"Where wolves live on Vancouver Island". Times Colonist. 2020-10-11. Retrieved 2023-08-15.
Wozencraft, W. C. (2005). "Order Carnivora". In Wilson, D. E.; Reeder, D. M. (eds.). Mammal Species of the World: A Taxonomic and Geographic Reference (3rd ed.). Johns Hopkins University Press. pp. 575–577. ISBN 978-0-8018-8221-0. OCLC 62265494. url=

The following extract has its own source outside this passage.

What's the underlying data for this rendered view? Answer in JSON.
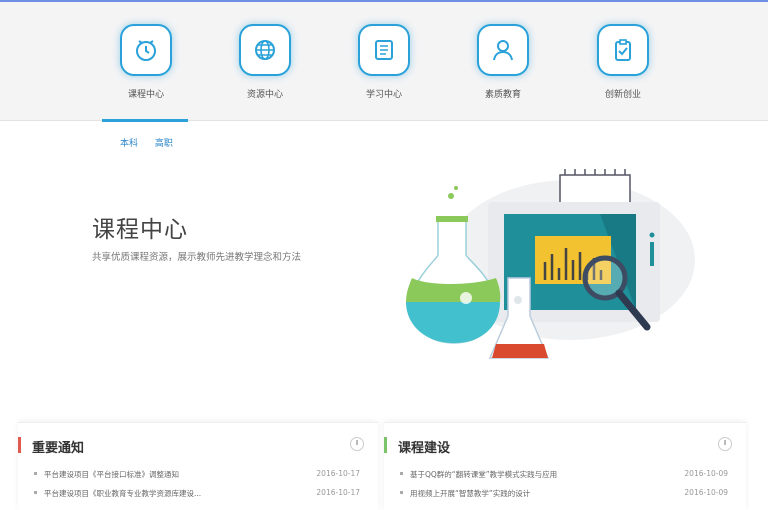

Weckworth, Byron V.; Talbot, Sandra; Sage, George K.; Person, David K.; Cook, Joseph (2005). "A Signal for Independent Coastal and Continental histories among North American wolves". Molecular Ecology. 14 (4): 917–31. doi:10.1111/j.1365-294X.2005.02461.x. PMID 15773925. S2CID 12896064.

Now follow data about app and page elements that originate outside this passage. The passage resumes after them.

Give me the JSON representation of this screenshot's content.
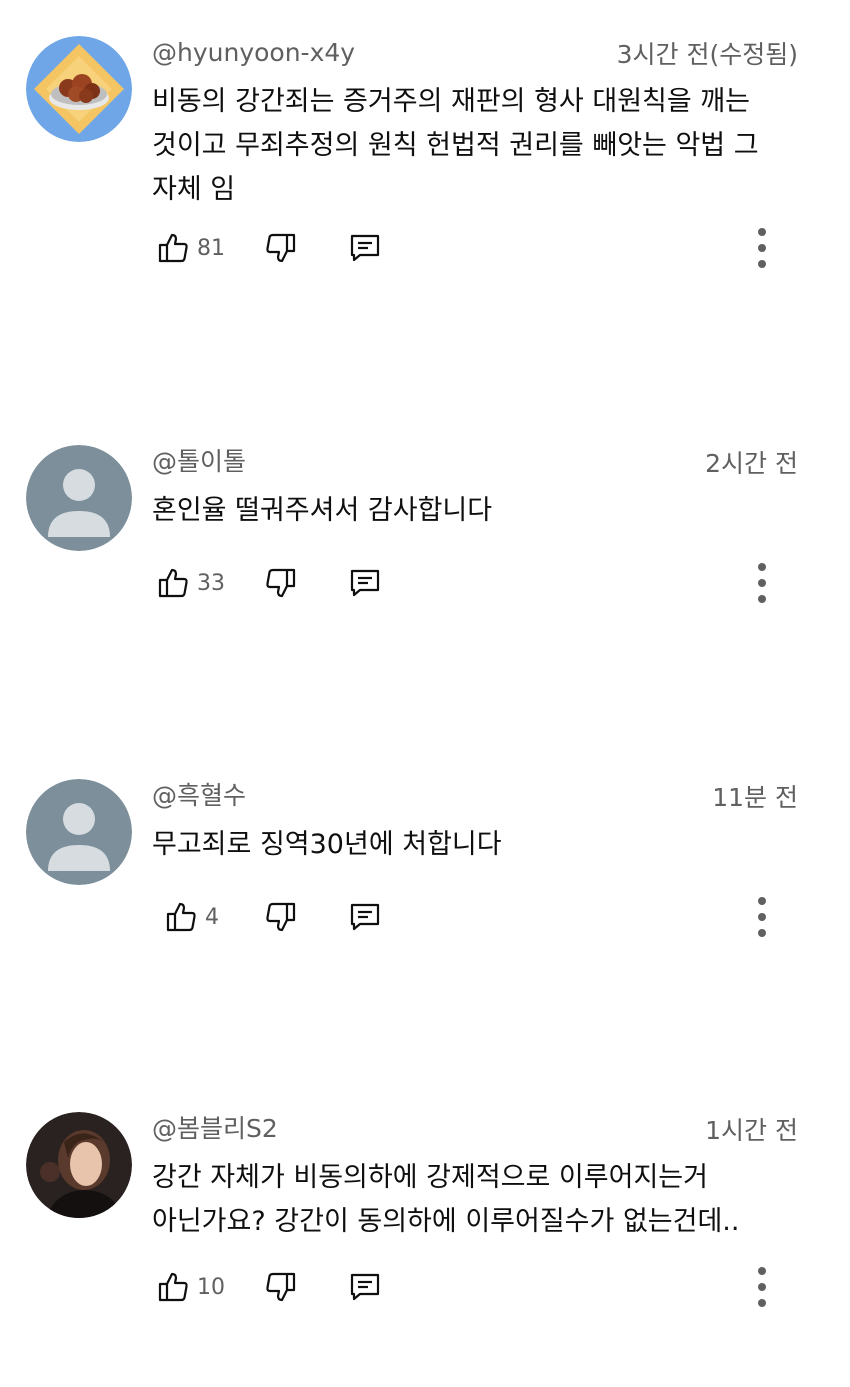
{
  "comments": [
    {
      "author": "@hyunyoon-x4y",
      "time": "3시간 전(수정됨)",
      "text": "비동의 강간죄는 증거주의 재판의 형사 대원칙을 깨는 것이고 무죄추정의 원칙 헌법적 권리를 빼앗는 악법 그 자체 임",
      "likes": "81",
      "avatar": "food-bowl-avatar"
    },
    {
      "author": "@톨이톨",
      "time": "2시간 전",
      "text": "혼인율 떨궈주셔서 감사합니다",
      "likes": "33",
      "avatar": "default-avatar"
    },
    {
      "author": "@흑혈수",
      "time": "11분 전",
      "text": "무고죄로 징역30년에 처합니다",
      "likes": "4",
      "avatar": "default-avatar"
    },
    {
      "author": "@봄블리S2",
      "time": "1시간 전",
      "text": "강간 자체가 비동의하에 강제적으로 이루어지는거 아닌가요? 강간이 동의하에 이루어질수가 없는건데..",
      "likes": "10",
      "avatar": "photo-avatar"
    }
  ],
  "icons": {
    "like": "thumbs-up-icon",
    "dislike": "thumbs-down-icon",
    "reply": "reply-comment-icon",
    "more": "more-vertical-icon"
  },
  "colors": {
    "text": "#0f0f0f",
    "secondary": "#606060",
    "default_avatar_bg": "#7d8f9b",
    "avatar_blue": "#6ea6e8",
    "avatar_yellow": "#f4c562"
  }
}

Weckworth, Byron V.; Talbot, Sandra L.; Cook, Joseph A. (2010). "Phylogeography of wolves (Canis lupus) in the Pacific Northwest". Journal of Mammalogy. 91 (2): 363–375. doi:10.1644/09-MAMM-A-036.1.
Weckworth, Byron V.; Dawson, Natalie G.; Talbot, Sandra L.; Flamme, Melanie J.; Cook, Joseph A. (2011). "Going Coastal: Shared Evolutionary History between Coastal British Columbia and Southeast Alaska Wolves (Canis lupus)". PLOS ONE. 6 (5): e19582. Bibcode:2011PLoSO...619582W. doi:10.1371/journal.pone.0019582. PMC 3087762. PMID 21573241.

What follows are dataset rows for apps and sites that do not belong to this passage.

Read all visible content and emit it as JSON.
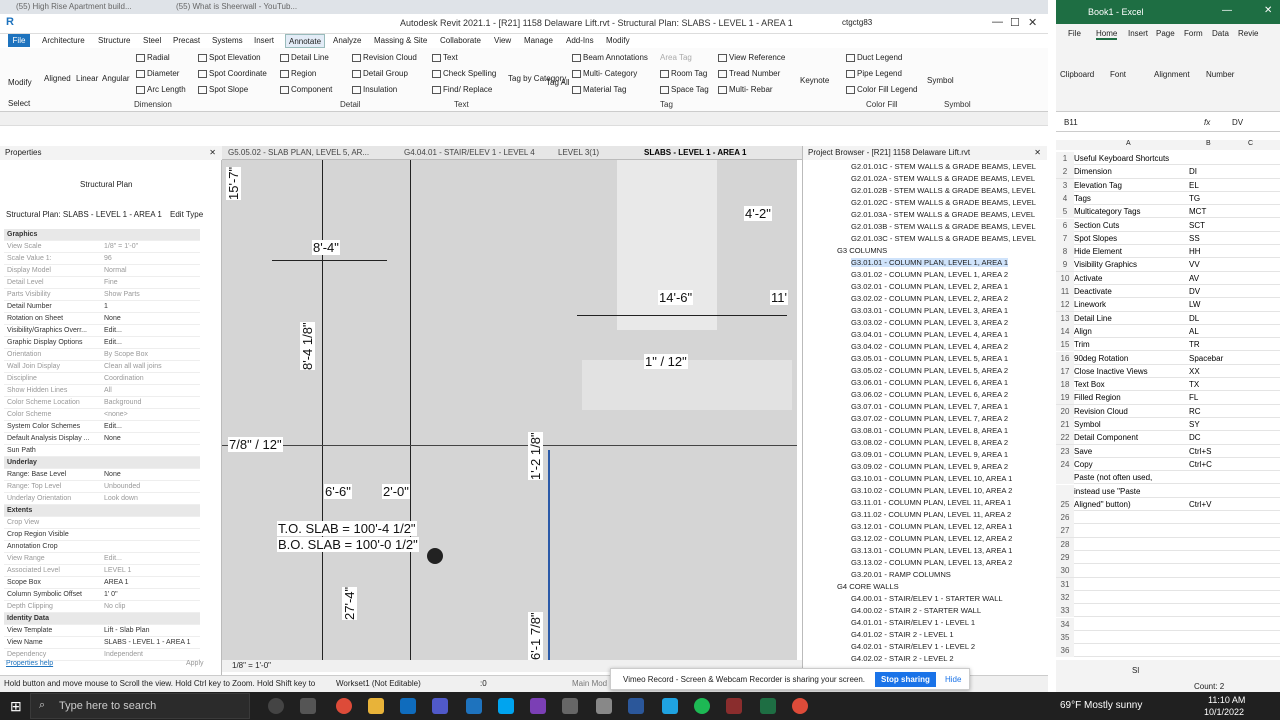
{
  "browser_tabs": [
    "(55) High Rise Apartment build...",
    "(55) What is Sheerwall - YouTub..."
  ],
  "revit": {
    "title": "Autodesk Revit 2021.1 - [R21] 1158 Delaware Lift.rvt - Structural Plan: SLABS - LEVEL 1 - AREA 1",
    "user": "ctgctg83",
    "file_label": "File",
    "menus": [
      "Architecture",
      "Structure",
      "Steel",
      "Precast",
      "Systems",
      "Insert",
      "Annotate",
      "Analyze",
      "Massing & Site",
      "Collaborate",
      "View",
      "Manage",
      "Add-Ins",
      "Modify"
    ],
    "active_menu": "Annotate",
    "ribbon": {
      "modify": "Modify",
      "select": "Select",
      "dim_tools": [
        "Aligned",
        "Linear",
        "Angular",
        "Radial",
        "Diameter",
        "Arc Length",
        "Spot Elevation",
        "Spot Coordinate",
        "Spot Slope"
      ],
      "detail_tools": [
        "Detail Line",
        "Region",
        "Component",
        "Revision Cloud",
        "Detail Group",
        "Insulation"
      ],
      "text_tools": [
        "Text",
        "Check Spelling",
        "Find/ Replace"
      ],
      "tag_tools": [
        "Tag by Category",
        "Tag All",
        "Beam Annotations",
        "Multi- Category",
        "Material Tag",
        "Area Tag",
        "Room Tag",
        "Space Tag",
        "View Reference",
        "Tread Number",
        "Multi- Rebar"
      ],
      "keynote": "Keynote",
      "color_tools": [
        "Duct Legend",
        "Pipe Legend",
        "Color Fill Legend"
      ],
      "symbol": "Symbol",
      "groups": [
        "Dimension",
        "Detail",
        "Text",
        "Tag",
        "Color Fill",
        "Symbol"
      ]
    },
    "properties": {
      "header": "Properties",
      "type": "Structural Plan",
      "instance": "Structural Plan: SLABS - LEVEL 1 - AREA 1",
      "edit_type": "Edit Type",
      "rows": [
        {
          "k": "Graphics",
          "v": "",
          "sec": true
        },
        {
          "k": "View Scale",
          "v": "1/8\" = 1'-0\"",
          "dis": true
        },
        {
          "k": "Scale Value    1:",
          "v": "96",
          "dis": true
        },
        {
          "k": "Display Model",
          "v": "Normal",
          "dis": true
        },
        {
          "k": "Detail Level",
          "v": "Fine",
          "dis": true
        },
        {
          "k": "Parts Visibility",
          "v": "Show Parts",
          "dis": true
        },
        {
          "k": "Detail Number",
          "v": "1"
        },
        {
          "k": "Rotation on Sheet",
          "v": "None"
        },
        {
          "k": "Visibility/Graphics Overr...",
          "v": "Edit..."
        },
        {
          "k": "Graphic Display Options",
          "v": "Edit..."
        },
        {
          "k": "Orientation",
          "v": "By Scope Box",
          "dis": true
        },
        {
          "k": "Wall Join Display",
          "v": "Clean all wall joins",
          "dis": true
        },
        {
          "k": "Discipline",
          "v": "Coordination",
          "dis": true
        },
        {
          "k": "Show Hidden Lines",
          "v": "All",
          "dis": true
        },
        {
          "k": "Color Scheme Location",
          "v": "Background",
          "dis": true
        },
        {
          "k": "Color Scheme",
          "v": "<none>",
          "dis": true
        },
        {
          "k": "System Color Schemes",
          "v": "Edit..."
        },
        {
          "k": "Default Analysis Display ...",
          "v": "None"
        },
        {
          "k": "Sun Path",
          "v": ""
        },
        {
          "k": "Underlay",
          "v": "",
          "sec": true
        },
        {
          "k": "Range: Base Level",
          "v": "None"
        },
        {
          "k": "Range: Top Level",
          "v": "Unbounded",
          "dis": true
        },
        {
          "k": "Underlay Orientation",
          "v": "Look down",
          "dis": true
        },
        {
          "k": "Extents",
          "v": "",
          "sec": true
        },
        {
          "k": "Crop View",
          "v": "",
          "dis": true
        },
        {
          "k": "Crop Region Visible",
          "v": ""
        },
        {
          "k": "Annotation Crop",
          "v": ""
        },
        {
          "k": "View Range",
          "v": "Edit...",
          "dis": true
        },
        {
          "k": "Associated Level",
          "v": "LEVEL 1",
          "dis": true
        },
        {
          "k": "Scope Box",
          "v": "AREA 1"
        },
        {
          "k": "Column Symbolic Offset",
          "v": "1' 0\""
        },
        {
          "k": "Depth Clipping",
          "v": "No clip",
          "dis": true
        },
        {
          "k": "Identity Data",
          "v": "",
          "sec": true
        },
        {
          "k": "View Template",
          "v": "Lift - Slab Plan"
        },
        {
          "k": "View Name",
          "v": "SLABS - LEVEL 1 - AREA 1"
        },
        {
          "k": "Dependency",
          "v": "Independent",
          "dis": true
        }
      ],
      "help": "Properties help",
      "apply": "Apply"
    },
    "view_tabs": [
      "G5.05.02 - SLAB PLAN, LEVEL 5, AR...",
      "G4.04.01 - STAIR/ELEV 1 - LEVEL 4",
      "LEVEL 3(1)",
      "SLABS - LEVEL 1 - AREA 1"
    ],
    "dims": {
      "d1": "15'-7\"",
      "d2": "8'-4\"",
      "d3": "8'-4 1/8\"",
      "d4": "4'-2\"",
      "d5": "14'-6\"",
      "d6": "11'",
      "d7": "1\" / 12\"",
      "d8": "7/8\" / 12\"",
      "d9": "1'-2 1/8\"",
      "d10": "6'-6\"",
      "d11": "2'-0\"",
      "d12": "T.O. SLAB = 100'-4 1/2\"",
      "d13": "B.O. SLAB = 100'-0 1/2\"",
      "d14": "27'-4\"",
      "d15": "6'-1 7/8\""
    },
    "view_scale": "1/8\" = 1'-0\"",
    "project_browser": {
      "header": "Project Browser - [R21] 1158 Delaware Lift.rvt",
      "items": [
        {
          "t": "G2.01.01C - STEM WALLS & GRADE BEAMS, LEVEL"
        },
        {
          "t": "G2.01.02A - STEM WALLS & GRADE BEAMS, LEVEL"
        },
        {
          "t": "G2.01.02B - STEM WALLS & GRADE BEAMS, LEVEL"
        },
        {
          "t": "G2.01.02C - STEM WALLS & GRADE BEAMS, LEVEL"
        },
        {
          "t": "G2.01.03A - STEM WALLS & GRADE BEAMS, LEVEL"
        },
        {
          "t": "G2.01.03B - STEM WALLS & GRADE BEAMS, LEVEL"
        },
        {
          "t": "G2.01.03C - STEM WALLS & GRADE BEAMS, LEVEL"
        },
        {
          "t": "G3 COLUMNS",
          "g": true
        },
        {
          "t": "G3.01.01 - COLUMN PLAN, LEVEL 1, AREA 1",
          "sel": true
        },
        {
          "t": "G3.01.02 - COLUMN PLAN, LEVEL 1, AREA 2"
        },
        {
          "t": "G3.02.01 - COLUMN PLAN, LEVEL 2, AREA 1"
        },
        {
          "t": "G3.02.02 - COLUMN PLAN, LEVEL 2, AREA 2"
        },
        {
          "t": "G3.03.01 - COLUMN PLAN, LEVEL 3, AREA 1"
        },
        {
          "t": "G3.03.02 - COLUMN PLAN, LEVEL 3, AREA 2"
        },
        {
          "t": "G3.04.01 - COLUMN PLAN, LEVEL 4, AREA 1"
        },
        {
          "t": "G3.04.02 - COLUMN PLAN, LEVEL 4, AREA 2"
        },
        {
          "t": "G3.05.01 - COLUMN PLAN, LEVEL 5, AREA 1"
        },
        {
          "t": "G3.05.02 - COLUMN PLAN, LEVEL 5, AREA 2"
        },
        {
          "t": "G3.06.01 - COLUMN PLAN, LEVEL 6, AREA 1"
        },
        {
          "t": "G3.06.02 - COLUMN PLAN, LEVEL 6, AREA 2"
        },
        {
          "t": "G3.07.01 - COLUMN PLAN, LEVEL 7, AREA 1"
        },
        {
          "t": "G3.07.02 - COLUMN PLAN, LEVEL 7, AREA 2"
        },
        {
          "t": "G3.08.01 - COLUMN PLAN, LEVEL 8, AREA 1"
        },
        {
          "t": "G3.08.02 - COLUMN PLAN, LEVEL 8, AREA 2"
        },
        {
          "t": "G3.09.01 - COLUMN PLAN, LEVEL 9, AREA 1"
        },
        {
          "t": "G3.09.02 - COLUMN PLAN, LEVEL 9, AREA 2"
        },
        {
          "t": "G3.10.01 - COLUMN PLAN, LEVEL 10, AREA 1"
        },
        {
          "t": "G3.10.02 - COLUMN PLAN, LEVEL 10, AREA 2"
        },
        {
          "t": "G3.11.01 - COLUMN PLAN, LEVEL 11, AREA 1"
        },
        {
          "t": "G3.11.02 - COLUMN PLAN, LEVEL 11, AREA 2"
        },
        {
          "t": "G3.12.01 - COLUMN PLAN, LEVEL 12, AREA 1"
        },
        {
          "t": "G3.12.02 - COLUMN PLAN, LEVEL 12, AREA 2"
        },
        {
          "t": "G3.13.01 - COLUMN PLAN, LEVEL 13, AREA 1"
        },
        {
          "t": "G3.13.02 - COLUMN PLAN, LEVEL 13, AREA 2"
        },
        {
          "t": "G3.20.01 - RAMP COLUMNS"
        },
        {
          "t": "G4 CORE WALLS",
          "g": true
        },
        {
          "t": "G4.00.01 - STAIR/ELEV 1 - STARTER WALL"
        },
        {
          "t": "G4.00.02 - STAIR 2 - STARTER WALL"
        },
        {
          "t": "G4.01.01 - STAIR/ELEV 1 - LEVEL 1"
        },
        {
          "t": "G4.01.02 - STAIR 2 - LEVEL 1"
        },
        {
          "t": "G4.02.01 - STAIR/ELEV 1 - LEVEL 2"
        },
        {
          "t": "G4.02.02 - STAIR 2 - LEVEL 2"
        }
      ]
    },
    "status": "Hold button and move mouse to Scroll the view. Hold Ctrl key to Zoom. Hold Shift key to",
    "workset": "Workset1 (Not Editable)",
    "main_model": "Main Mod",
    "count_zero": ":0"
  },
  "toast": {
    "text": "Vimeo Record - Screen & Webcam Recorder is sharing your screen.",
    "stop": "Stop sharing",
    "hide": "Hide"
  },
  "excel": {
    "title": "Book1 - Excel",
    "tabs": [
      "File",
      "Home",
      "Insert",
      "Page",
      "Form",
      "Data",
      "Revie"
    ],
    "groups": [
      "Clipboard",
      "Font",
      "Alignment",
      "Number"
    ],
    "namebox": "B11",
    "fx": "fx",
    "formula_val": "DV",
    "col_headers": [
      "A",
      "B",
      "C"
    ],
    "rows": [
      {
        "n": "1",
        "a": "Useful Keyboard Shortcuts",
        "b": ""
      },
      {
        "n": "2",
        "a": "Dimension",
        "b": "DI"
      },
      {
        "n": "3",
        "a": "Elevation Tag",
        "b": "EL"
      },
      {
        "n": "4",
        "a": "Tags",
        "b": "TG"
      },
      {
        "n": "5",
        "a": "Multicategory Tags",
        "b": "MCT"
      },
      {
        "n": "6",
        "a": "Section Cuts",
        "b": "SCT"
      },
      {
        "n": "7",
        "a": "Spot Slopes",
        "b": "SS"
      },
      {
        "n": "8",
        "a": "Hide Element",
        "b": "HH"
      },
      {
        "n": "9",
        "a": "Visibility Graphics",
        "b": "VV"
      },
      {
        "n": "10",
        "a": "Activate",
        "b": "AV"
      },
      {
        "n": "11",
        "a": "Deactivate",
        "b": "DV"
      },
      {
        "n": "12",
        "a": "Linework",
        "b": "LW"
      },
      {
        "n": "13",
        "a": "Detail Line",
        "b": "DL"
      },
      {
        "n": "14",
        "a": "Align",
        "b": "AL"
      },
      {
        "n": "15",
        "a": "Trim",
        "b": "TR"
      },
      {
        "n": "16",
        "a": "90deg Rotation",
        "b": "Spacebar"
      },
      {
        "n": "17",
        "a": "Close Inactive Views",
        "b": "XX"
      },
      {
        "n": "18",
        "a": "Text Box",
        "b": "TX"
      },
      {
        "n": "19",
        "a": "Filled Region",
        "b": "FL"
      },
      {
        "n": "20",
        "a": "Revision Cloud",
        "b": "RC"
      },
      {
        "n": "21",
        "a": "Symbol",
        "b": "SY"
      },
      {
        "n": "22",
        "a": "Detail Component",
        "b": "DC"
      },
      {
        "n": "23",
        "a": "Save",
        "b": "Ctrl+S"
      },
      {
        "n": "24",
        "a": "Copy",
        "b": "Ctrl+C"
      },
      {
        "n": "",
        "a": "Paste (not often used,",
        "b": ""
      },
      {
        "n": "",
        "a": "instead use \"Paste",
        "b": ""
      },
      {
        "n": "25",
        "a": "Aligned\" button)",
        "b": "Ctrl+V"
      },
      {
        "n": "26",
        "a": "",
        "b": ""
      },
      {
        "n": "27",
        "a": "",
        "b": ""
      },
      {
        "n": "28",
        "a": "",
        "b": ""
      },
      {
        "n": "29",
        "a": "",
        "b": ""
      },
      {
        "n": "30",
        "a": "",
        "b": ""
      },
      {
        "n": "31",
        "a": "",
        "b": ""
      },
      {
        "n": "32",
        "a": "",
        "b": ""
      },
      {
        "n": "33",
        "a": "",
        "b": ""
      },
      {
        "n": "34",
        "a": "",
        "b": ""
      },
      {
        "n": "35",
        "a": "",
        "b": ""
      },
      {
        "n": "36",
        "a": "",
        "b": ""
      }
    ],
    "sheet": "Sl",
    "count": "Count: 2"
  },
  "taskbar": {
    "search": "Type here to search",
    "weather": "69°F  Mostly sunny",
    "time": "11:10 AM",
    "date": "10/1/2022"
  }
}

Muñoz-Fuentes, Violeta; Darimont, Chris T.; Wayne, Robert K.; Paquet, Paul C.; Leonard, Jennifer A. (2009). "Ecological factors drive differentiation in wolves from British Columbia" (PDF). Journal of Biogeography. 36 (8): 1516–1531. doi:10.1111/j.1365-2699.2008.02067.x. S2CID 38788935.
Schweizer, Rena M.; Vonholdt, Bridgett M.; Harrigan, Ryan; Knowles, James C.; Musiani, Marco; Coltman, David; Novembre, John; Wayne, Robert K. (2016). "Genetic subdivision and candidate genes under selection in North American grey wolves". Molecular Ecology. 25 (1): 380–402. doi:10.1111/mec.13364. PMID 26333947. S2CID 7808556.
Schweizer, Rena M.; Robinson, Jacqueline; Harrigan, Ryan; Silva, Pedro; Galverni, Marco; Musiani, Marco; Green, Richard E.; Novembre, John; Wayne, Robert K. (2016). "Targeted capture and resequencing of 1040 genes reveal environmentally driven functional variation in grey wolves". Molecular Ecology. 25 (1): 357–79. doi:10.1111/mec.13467. PMID 26562361. S2CID 17798894.
Cecco, Leyland (2020-03-27). "Canada mourns Takaya – the lone sea wolf whose spirit captured the world". The Guardian. ISSN 0261-3077. Retrieved 2023-08-16.
MacKinnon, J. B. (2017-10-23). "Cry Wolf: Human Behaviour Once Again Endangers the Wolves of Vancouver Island". The Tyee. Retrieved 2023-08-16.

Mammals Images

Biology Encyclopedia

Retrieved from ""
All text is available under the terms of the GNU Free Documentation License

Home - Hellenica World